(Component data from apps and pages)

_ _ _ _ _ _ _

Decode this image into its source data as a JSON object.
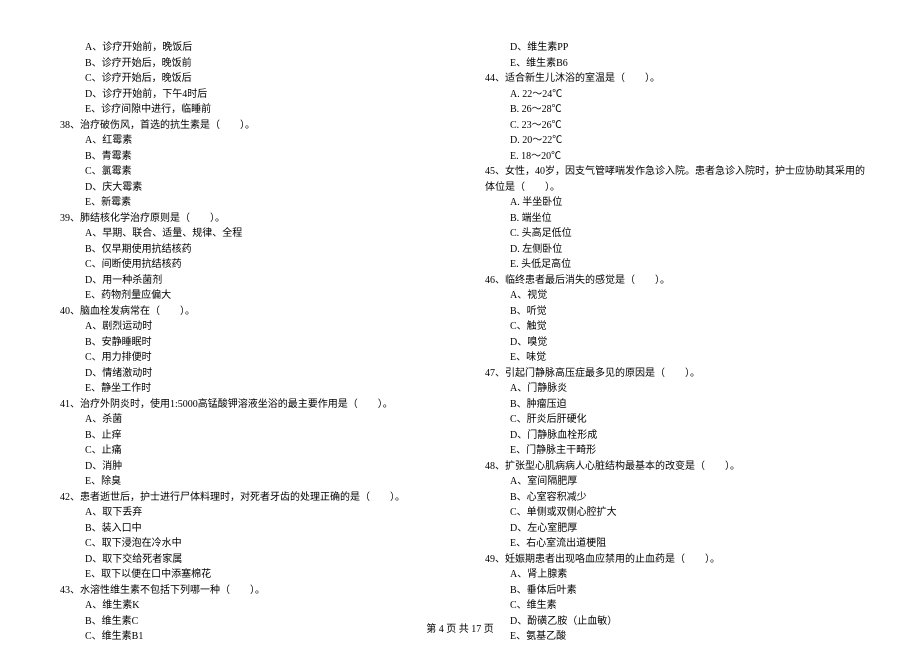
{
  "left": {
    "q37_opts": [
      "A、诊疗开始前，晚饭后",
      "B、诊疗开始后，晚饭前",
      "C、诊疗开始后，晚饭后",
      "D、诊疗开始前，下午4时后",
      "E、诊疗间隙中进行，临睡前"
    ],
    "q38": "38、治疗破伤风，首选的抗生素是（　　）。",
    "q38_opts": [
      "A、红霉素",
      "B、青霉素",
      "C、氯霉素",
      "D、庆大霉素",
      "E、新霉素"
    ],
    "q39": "39、肺结核化学治疗原则是（　　）。",
    "q39_opts": [
      "A、早期、联合、适量、规律、全程",
      "B、仅早期使用抗结核药",
      "C、间断使用抗结核药",
      "D、用一种杀菌剂",
      "E、药物剂量应偏大"
    ],
    "q40": "40、脑血栓发病常在（　　）。",
    "q40_opts": [
      "A、剧烈运动时",
      "B、安静睡眠时",
      "C、用力排便时",
      "D、情绪激动时",
      "E、静坐工作时"
    ],
    "q41": "41、治疗外阴炎时，使用1:5000高锰酸钾溶液坐浴的最主要作用是（　　）。",
    "q41_opts": [
      "A、杀菌",
      "B、止痒",
      "C、止痛",
      "D、消肿",
      "E、除臭"
    ],
    "q42": "42、患者逝世后，护士进行尸体料理时，对死者牙齿的处理正确的是（　　）。",
    "q42_opts": [
      "A、取下丢弃",
      "B、装入口中",
      "C、取下浸泡在冷水中",
      "D、取下交给死者家属",
      "E、取下以便在口中添塞棉花"
    ],
    "q43": "43、水溶性维生素不包括下列哪一种（　　）。",
    "q43_opts": [
      "A、维生素K",
      "B、维生素C",
      "C、维生素B1"
    ]
  },
  "right": {
    "q43_opts_cont": [
      "D、维生素PP",
      "E、维生素B6"
    ],
    "q44": "44、适合新生儿沐浴的室温是（　　）。",
    "q44_opts": [
      "A. 22～24℃",
      "B. 26～28℃",
      "C. 23～26℃",
      "D. 20～22℃",
      "E. 18～20℃"
    ],
    "q45": "45、女性，40岁，因支气管哮喘发作急诊入院。患者急诊入院时，护士应协助其采用的体位是（　　）。",
    "q45_opts": [
      "A. 半坐卧位",
      "B. 端坐位",
      "C. 头高足低位",
      "D. 左侧卧位",
      "E. 头低足高位"
    ],
    "q46": "46、临终患者最后消失的感觉是（　　）。",
    "q46_opts": [
      "A、视觉",
      "B、听觉",
      "C、触觉",
      "D、嗅觉",
      "E、味觉"
    ],
    "q47": "47、引起门静脉高压症最多见的原因是（　　）。",
    "q47_opts": [
      "A、门静脉炎",
      "B、肿瘤压迫",
      "C、肝炎后肝硬化",
      "D、门静脉血栓形成",
      "E、门静脉主干畸形"
    ],
    "q48": "48、扩张型心肌病病人心脏结构最基本的改变是（　　）。",
    "q48_opts": [
      "A、室间隔肥厚",
      "B、心室容积减少",
      "C、单侧或双侧心腔扩大",
      "D、左心室肥厚",
      "E、右心室流出道梗阻"
    ],
    "q49": "49、妊娠期患者出现咯血应禁用的止血药是（　　）。",
    "q49_opts": [
      "A、肾上腺素",
      "B、垂体后叶素",
      "C、维生素",
      "D、酚磺乙胺（止血敏）",
      "E、氨基乙酸"
    ]
  },
  "footer": "第 4 页 共 17 页"
}
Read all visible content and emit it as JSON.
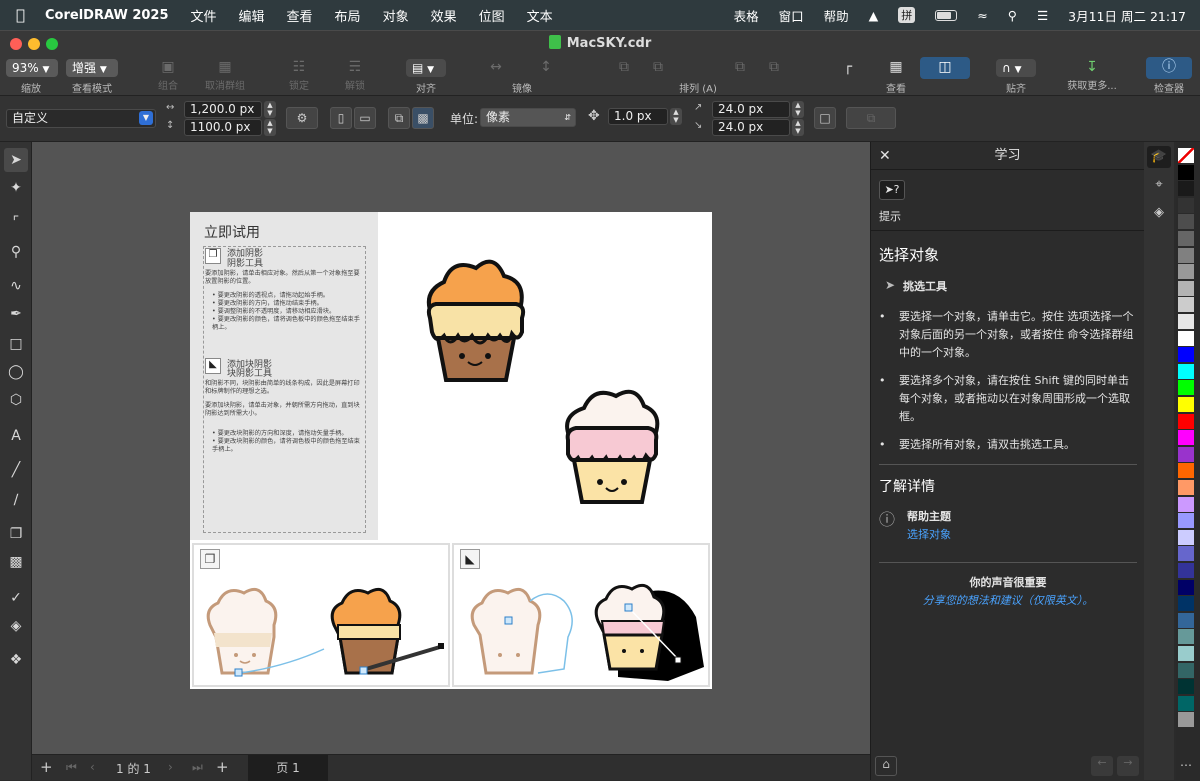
{
  "menubar": {
    "app": "CorelDRAW 2025",
    "items": [
      "文件",
      "编辑",
      "查看",
      "布局",
      "对象",
      "效果",
      "位图",
      "文本"
    ],
    "right": [
      "表格",
      "窗口",
      "帮助"
    ],
    "ime": "拼",
    "datetime": "3月11日 周二  21:17"
  },
  "window": {
    "title": "MacSKY.cdr"
  },
  "toolbar": {
    "zoom": "93%",
    "zoom_label": "缩放",
    "view_mode": "增强",
    "view_mode_label": "查看模式",
    "group": "组合",
    "ungroup": "取消群组",
    "lock": "锁定",
    "unlock": "解锁",
    "align": "对齐",
    "mirror": "镜像",
    "arrange": "排列 (A)",
    "view": "查看",
    "snap": "贴齐",
    "get_more": "获取更多...",
    "inspector": "检查器"
  },
  "propbar": {
    "preset": "自定义",
    "width": "1,200.0 px",
    "height": "1100.0 px",
    "unit_label": "单位:",
    "unit": "像素",
    "nudge": "1.0 px",
    "dup_x": "24.0 px",
    "dup_y": "24.0 px"
  },
  "statusbar": {
    "page_of": "1  的  1",
    "page_tab": "页 1"
  },
  "learn": {
    "header": "学习",
    "hints_label": "提示",
    "section_title": "选择对象",
    "tool_name": "挑选工具",
    "bullets": [
      "要选择一个对象，请单击它。按住 选项选择一个对象后面的另一个对象，或者按住 命令选择群组中的一个对象。",
      "要选择多个对象，请在按住 Shift 键的同时单击每个对象，或者拖动以在对象周围形成一个选取框。",
      "要选择所有对象，请双击挑选工具。"
    ],
    "learn_more": "了解详情",
    "help_topic": "帮助主题",
    "help_link": "选择对象",
    "feedback_title": "你的声音很重要",
    "feedback_link": "分享您的想法和建议（仅限英文）。"
  },
  "doc": {
    "try_now": "立即试用",
    "s1_title": "添加阴影",
    "s1_sub": "阴影工具",
    "s1_intro": "要添加阴影，请单击相应对象。然后从第一个对象拖至要放置阴影的位置。",
    "s1_bullets": [
      "要更改阴影的透视点，请拖动起始手柄。",
      "要更改阴影的方向，请拖动结束手柄。",
      "要调整阴影的不透明度，请移动相应滑块。",
      "要更改阴影的颜色，请将调色板中的颜色拖至结束手柄上。"
    ],
    "s2_title": "添加块阴影",
    "s2_sub": "块阴影工具",
    "s2_intro": "和阴影不同，块阴影由简单的线条构成，因此是屏幕打印和标牌制作的理想之选。",
    "s2_intro2": "要添加块阴影，请单击对象，并朝所需方向拖动，直到块阴影达到所需大小。",
    "s2_bullets": [
      "要更改块阴影的方向和深度，请拖动矢量手柄。",
      "要更改块阴影的颜色，请将调色板中的颜色拖至结束手柄上。"
    ]
  },
  "palette": [
    "#ffffff",
    "#000000",
    "#1a1a1a",
    "#333333",
    "#4d4d4d",
    "#666666",
    "#808080",
    "#999999",
    "#b3b3b3",
    "#cccccc",
    "#e6e6e6",
    "#ffffff",
    "#0000ff",
    "#00ffff",
    "#00ff00",
    "#ffff00",
    "#ff0000",
    "#ff00ff",
    "#9933cc",
    "#ff6600",
    "#ff9966",
    "#cc99ff",
    "#9999ff",
    "#ccccff",
    "#6666cc",
    "#333399",
    "#000066",
    "#003366",
    "#336699",
    "#669999",
    "#99cccc",
    "#336666",
    "#003333",
    "#006666",
    "#999999"
  ]
}
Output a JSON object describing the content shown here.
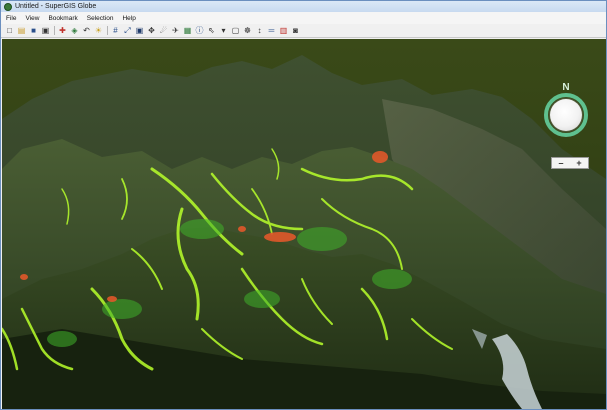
{
  "window": {
    "title": "Untitled - SuperGIS Globe"
  },
  "menu": [
    {
      "label": "File"
    },
    {
      "label": "View"
    },
    {
      "label": "Bookmark"
    },
    {
      "label": "Selection"
    },
    {
      "label": "Help"
    }
  ],
  "toolbar": {
    "buttons": [
      {
        "name": "new-icon",
        "glyph": "□"
      },
      {
        "name": "open-icon",
        "glyph": "▤"
      },
      {
        "name": "save-icon",
        "glyph": "■"
      },
      {
        "name": "print-icon",
        "glyph": "▣"
      },
      {
        "name": "add-layer-icon",
        "glyph": "✚"
      },
      {
        "name": "layer-tools-icon",
        "glyph": "◈"
      },
      {
        "name": "undo-icon",
        "glyph": "↶"
      },
      {
        "name": "bulb-icon",
        "glyph": "☀"
      },
      {
        "name": "grid-icon",
        "glyph": "#"
      },
      {
        "name": "full-extent-icon",
        "glyph": "⤢"
      },
      {
        "name": "zoom-box-icon",
        "glyph": "▣"
      },
      {
        "name": "pan-icon",
        "glyph": "✥"
      },
      {
        "name": "navigate-icon",
        "glyph": "☄"
      },
      {
        "name": "fly-icon",
        "glyph": "✈"
      },
      {
        "name": "map-icon",
        "glyph": "▦"
      },
      {
        "name": "identify-icon",
        "glyph": "ⓘ"
      },
      {
        "name": "select-icon",
        "glyph": "⇖"
      },
      {
        "name": "dropdown-icon",
        "glyph": "▾"
      },
      {
        "name": "clear-selection-icon",
        "glyph": "▢"
      },
      {
        "name": "find-icon",
        "glyph": "☸"
      },
      {
        "name": "measure-icon",
        "glyph": "↕"
      },
      {
        "name": "ruler-icon",
        "glyph": "═"
      },
      {
        "name": "bookmark-icon",
        "glyph": "▥"
      },
      {
        "name": "camera-icon",
        "glyph": "◙"
      }
    ]
  },
  "compass": {
    "north_label": "N",
    "ring_color": "#5fc08f"
  },
  "zoom": {
    "minus_label": "–",
    "plus_label": "+"
  },
  "colors": {
    "sky": "#2f3d14",
    "terrain_dark": "#2b3b22",
    "terrain_light": "#4f6130",
    "vegetation_highlight": "#b8ff2b",
    "hotspot": "#e0582a",
    "water": "#c9d5d8"
  }
}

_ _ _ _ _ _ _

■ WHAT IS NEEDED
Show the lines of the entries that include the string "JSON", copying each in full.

■ COMPLETED EXERCISE
Decode this image into its source data as a JSON object.
Read all visible content and emit it as JSON.
Output a JSON object describing the content shown here.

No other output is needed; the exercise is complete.